• REQUIREMENT
For each entry, return the text exactly and omit any image.

Items from an interface collection:

BEGIN

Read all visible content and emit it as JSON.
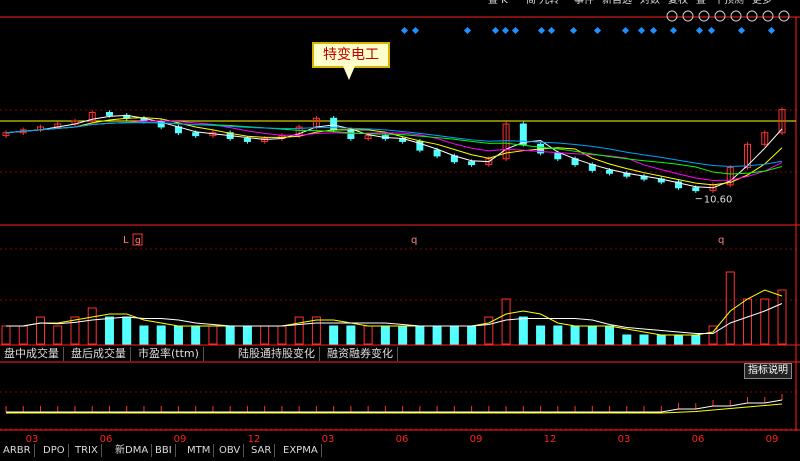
{
  "toolbar": {
    "items": [
      "叠 K",
      "简·九转",
      "事件",
      "新自选",
      "対数",
      "复权",
      "叠",
      "十预测",
      "更多"
    ],
    "icon_names": [
      "eye-icon",
      "image-icon",
      "play-icon",
      "record-icon",
      "scissors-icon",
      "settings-icon",
      "plus-icon",
      "minus-icon"
    ]
  },
  "callout": {
    "label": "特变电工"
  },
  "markers": {
    "low_label": "10.60",
    "letters": [
      "L",
      "g",
      "q",
      "q"
    ]
  },
  "tabs": [
    "盘中成交量",
    "盘后成交量",
    "市盈率(ttm)",
    "陆股通持股变化",
    "融资融券变化"
  ],
  "index_button": "指标说明",
  "bottom_tabs": [
    "ARBR",
    "DPO",
    "TRIX",
    "新DMA",
    "BBI",
    "MTM",
    "OBV",
    "SAR",
    "EXPMA"
  ],
  "colors": {
    "up": "#ff3030",
    "down": "#54ffff",
    "ma5": "#ffffff",
    "ma10": "#ffff00",
    "ma20": "#ff00ff",
    "ma30": "#00ff00",
    "ma60": "#00a0ff",
    "hline": "#ffff00",
    "grid": "#8b0000",
    "axis": "#ff2020",
    "diamond": "#1e90ff"
  },
  "chart_data": [
    {
      "type": "candlestick",
      "title": "",
      "x_ticks": [
        "03",
        "06",
        "09",
        "12",
        "03",
        "06",
        "09",
        "12",
        "03",
        "06",
        "09"
      ],
      "annotation": "10.60",
      "horizontal_line": "yellow",
      "series": [
        {
          "name": "K",
          "close": [
            12.6,
            12.7,
            12.8,
            12.9,
            13.0,
            13.3,
            13.2,
            13.1,
            13.0,
            12.8,
            12.6,
            12.5,
            12.6,
            12.4,
            12.3,
            12.4,
            12.5,
            12.8,
            13.1,
            12.7,
            12.4,
            12.5,
            12.4,
            12.3,
            12.0,
            11.8,
            11.6,
            11.5,
            11.7,
            12.9,
            12.2,
            11.9,
            11.7,
            11.5,
            11.3,
            11.2,
            11.1,
            11.0,
            10.9,
            10.7,
            10.6,
            10.8,
            11.4,
            12.2,
            12.6,
            13.4
          ]
        }
      ]
    },
    {
      "type": "bar",
      "title": "盘中成交量",
      "values": [
        2,
        2,
        3,
        2,
        3,
        4,
        3,
        3,
        2,
        2,
        2,
        2,
        2,
        2,
        2,
        2,
        2,
        3,
        3,
        2,
        2,
        2,
        2,
        2,
        2,
        2,
        2,
        2,
        3,
        5,
        3,
        2,
        2,
        2,
        2,
        2,
        1,
        1,
        1,
        1,
        1,
        2,
        8,
        5,
        5,
        6
      ]
    },
    {
      "type": "line",
      "title": "",
      "series": [
        {
          "values": [
            2,
            2,
            2,
            2,
            2,
            2,
            2,
            2,
            2,
            2,
            2,
            2,
            2,
            2,
            2,
            2,
            2,
            2,
            2,
            2,
            2,
            2,
            2,
            2,
            2,
            2,
            2,
            2,
            2,
            2,
            2,
            2,
            2,
            2,
            2,
            2,
            2,
            2,
            2,
            3,
            3,
            4,
            4,
            5,
            5,
            6
          ]
        }
      ]
    }
  ]
}
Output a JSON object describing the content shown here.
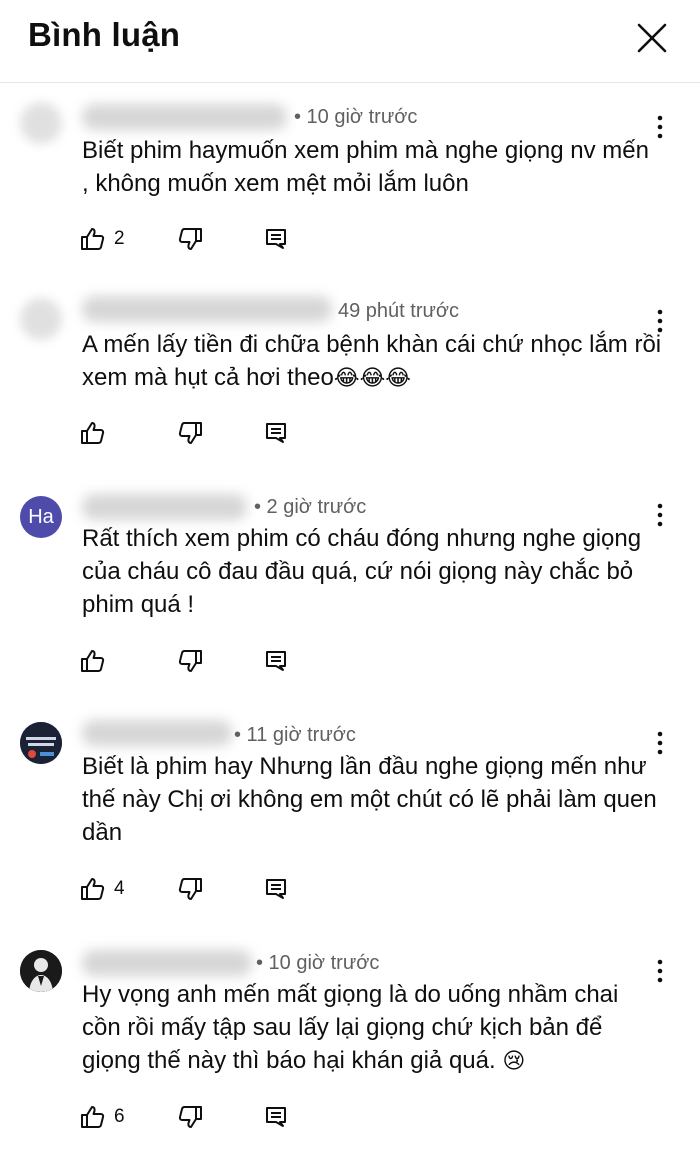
{
  "header": {
    "title": "Bình luận"
  },
  "icons": {
    "close": "close-icon",
    "like": "thumbs-up-icon",
    "dislike": "thumbs-down-icon",
    "reply": "reply-icon",
    "more": "more-vertical-icon"
  },
  "comments": [
    {
      "time": "• 10 giờ trước",
      "text": "Biết phim haymuốn xem phim mà nghe giọng nv mến , không muốn xem mệt mỏi lắm luôn",
      "likes": "2"
    },
    {
      "time": "49 phút trước",
      "text": "A mến lấy tiền đi chữa bệnh khàn cái chứ nhọc lắm rồi xem mà hụt cả hơi theo",
      "emoji": "😂😂😂",
      "likes": ""
    },
    {
      "avatar_letter": "Ha",
      "time": "• 2 giờ trước",
      "text": "Rất thích xem phim có cháu đóng nhưng nghe giọng của cháu cô đau đầu quá, cứ nói giọng này chắc bỏ phim quá !",
      "likes": ""
    },
    {
      "time": "• 11 giờ trước",
      "text": "Biết là phim hay Nhưng lần đầu nghe giọng mến như thế này Chị ơi không em một chút có lẽ phải làm quen dần",
      "likes": "4"
    },
    {
      "time": "• 10 giờ trước",
      "text": "Hy vọng anh mến mất giọng là do uống nhầm chai cồn rồi mấy tập sau lấy lại giọng chứ kịch bản để giọng thế này thì báo hại khán giả quá.",
      "emoji": "😢",
      "likes": "6"
    }
  ]
}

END

• ANSWER TO THE PROBLEM
Read all visible content and emit it as JSON.
{
  "toolbar": {
    "items": [
      "叠 K",
      "简·九转",
      "事件",
      "新自选",
      "対数",
      "复权",
      "叠",
      "十预测",
      "更多"
    ],
    "icon_names": [
      "eye-icon",
      "image-icon",
      "play-icon",
      "record-icon",
      "scissors-icon",
      "settings-icon",
      "plus-icon",
      "minus-icon"
    ]
  },
  "callout": {
    "label": "特变电工"
  },
  "markers": {
    "low_label": "10.60",
    "letters": [
      "L",
      "g",
      "q",
      "q"
    ]
  },
  "tabs": [
    "盘中成交量",
    "盘后成交量",
    "市盈率(ttm)",
    "陆股通持股变化",
    "融资融券变化"
  ],
  "index_button": "指标说明",
  "bottom_tabs": [
    "ARBR",
    "DPO",
    "TRIX",
    "新DMA",
    "BBI",
    "MTM",
    "OBV",
    "SAR",
    "EXPMA"
  ],
  "colors": {
    "up": "#ff3030",
    "down": "#54ffff",
    "ma5": "#ffffff",
    "ma10": "#ffff00",
    "ma20": "#ff00ff",
    "ma30": "#00ff00",
    "ma60": "#00a0ff",
    "hline": "#ffff00",
    "grid": "#8b0000",
    "axis": "#ff2020",
    "diamond": "#1e90ff"
  },
  "chart_data": [
    {
      "type": "candlestick",
      "title": "",
      "x_ticks": [
        "03",
        "06",
        "09",
        "12",
        "03",
        "06",
        "09",
        "12",
        "03",
        "06",
        "09"
      ],
      "annotation": "10.60",
      "horizontal_line": "yellow",
      "series": [
        {
          "name": "K",
          "close": [
            12.6,
            12.7,
            12.8,
            12.9,
            13.0,
            13.3,
            13.2,
            13.1,
            13.0,
            12.8,
            12.6,
            12.5,
            12.6,
            12.4,
            12.3,
            12.4,
            12.5,
            12.8,
            13.1,
            12.7,
            12.4,
            12.5,
            12.4,
            12.3,
            12.0,
            11.8,
            11.6,
            11.5,
            11.7,
            12.9,
            12.2,
            11.9,
            11.7,
            11.5,
            11.3,
            11.2,
            11.1,
            11.0,
            10.9,
            10.7,
            10.6,
            10.8,
            11.4,
            12.2,
            12.6,
            13.4
          ]
        }
      ]
    },
    {
      "type": "bar",
      "title": "盘中成交量",
      "values": [
        2,
        2,
        3,
        2,
        3,
        4,
        3,
        3,
        2,
        2,
        2,
        2,
        2,
        2,
        2,
        2,
        2,
        3,
        3,
        2,
        2,
        2,
        2,
        2,
        2,
        2,
        2,
        2,
        3,
        5,
        3,
        2,
        2,
        2,
        2,
        2,
        1,
        1,
        1,
        1,
        1,
        2,
        8,
        5,
        5,
        6
      ]
    },
    {
      "type": "line",
      "title": "",
      "series": [
        {
          "values": [
            2,
            2,
            2,
            2,
            2,
            2,
            2,
            2,
            2,
            2,
            2,
            2,
            2,
            2,
            2,
            2,
            2,
            2,
            2,
            2,
            2,
            2,
            2,
            2,
            2,
            2,
            2,
            2,
            2,
            2,
            2,
            2,
            2,
            2,
            2,
            2,
            2,
            2,
            2,
            3,
            3,
            4,
            4,
            5,
            5,
            6
          ]
        }
      ]
    }
  ]
}
Output a JSON object describing the content shown here.
{
  "header": {
    "title": "Bình luận"
  },
  "icons": {
    "close": "close-icon",
    "like": "thumbs-up-icon",
    "dislike": "thumbs-down-icon",
    "reply": "reply-icon",
    "more": "more-vertical-icon"
  },
  "comments": [
    {
      "time": "• 10 giờ trước",
      "text": "Biết phim haymuốn xem phim mà nghe giọng nv mến , không muốn xem mệt mỏi lắm luôn",
      "likes": "2"
    },
    {
      "time": "49 phút trước",
      "text": "A mến lấy tiền đi chữa bệnh khàn cái chứ nhọc lắm rồi xem mà hụt cả hơi theo",
      "emoji": "😂😂😂",
      "likes": ""
    },
    {
      "avatar_letter": "Ha",
      "time": "• 2 giờ trước",
      "text": "Rất thích xem phim có cháu đóng nhưng nghe giọng của cháu cô đau đầu quá, cứ nói giọng này chắc bỏ phim quá !",
      "likes": ""
    },
    {
      "time": "• 11 giờ trước",
      "text": "Biết là phim hay Nhưng lần đầu nghe giọng mến như thế này Chị ơi không em một chút có lẽ phải làm quen dần",
      "likes": "4"
    },
    {
      "time": "• 10 giờ trước",
      "text": "Hy vọng anh mến mất giọng là do uống nhầm chai cồn rồi mấy tập sau lấy lại giọng chứ kịch bản để giọng thế này thì báo hại khán giả quá.",
      "emoji": "😢",
      "likes": "6"
    }
  ]
}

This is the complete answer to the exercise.